Demariyus Thomas, the NFL wide receiver who died suddenly last month at his Atlanta-area home, had the debilitating brain disease known as CTE when he passed.
USA Today reported this morning that Thomas’ family, along with doctors from Boston University’s Chronic Traumatic Encephalopathy (CTE) Center and a group called the Concussion Legacy Foundation had announced the results of a posthumous examination of Thomas’ brain. Such studies have become common for former NFL players that die young, as researchers and their families look for clues into their deaths.
Thomas was only 33-years-old and had only hung up his cleats last summer, after the 2020 NFL season when his body was discovered at the home about 20 miles outside of Atlanta. It was reported at the time that officials suspected that his death was the result of “a medical issue”, possibly a seizure.
CTE stands for chronic traumatic encephalitis, a degenerative disease of the brain linked to memory loss, depression and cognitive decline. Though CTE can’t be diagnosed until after death, it is believed that an accumulation of brain trauma, including concussions as well as jarring of the head and body that don’t rise to the level of a concussion.
The disease was discovered in the early 2000s after the death of Mike Webster, a Hall of Fame center for the Pittsburgh Steelers who died after battling its symptoms for years; his death and the story of the doctor who studied his brain were made famous by Will Smith’s portrayal in the film “Concussion”.
Other NFL players who died tragically were also later found to have the disease. In 2012, Hall of Fame linebacker Junior Seau died by suicide at age 43, shooting himself in the chest. The prior year, former Chicago Bears defensive back Dave Duerson also shot himself in the chest, leaving a suicide note that said he did so in hopes that his brain would be left intact and could be studied after his passing.
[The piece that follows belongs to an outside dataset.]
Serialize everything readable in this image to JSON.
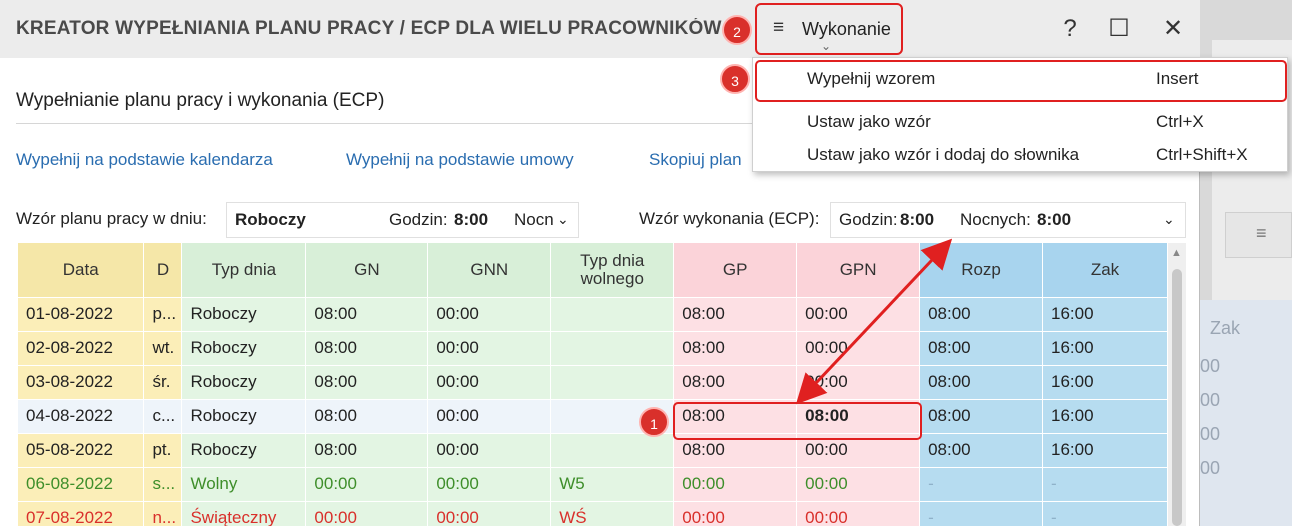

Cincinnati Bengals receiver Chris Henry died in 2009 at age 26 after an altercation with is fiancée ended with him falling from the back of a pickup truck. He, too, was posthumously diagnosed with CTE.
In 2013, the NFL reached a billion-dollar settlement with its players’ union after a lawsuit claiming the league misled players about the long-term dangers of concussions. Even that went left; it was discovered years later that the NFL had used “race norms” that assumed Black players had a lower baseline cognitive ability than white players in determining how to divvy up the settlement cash.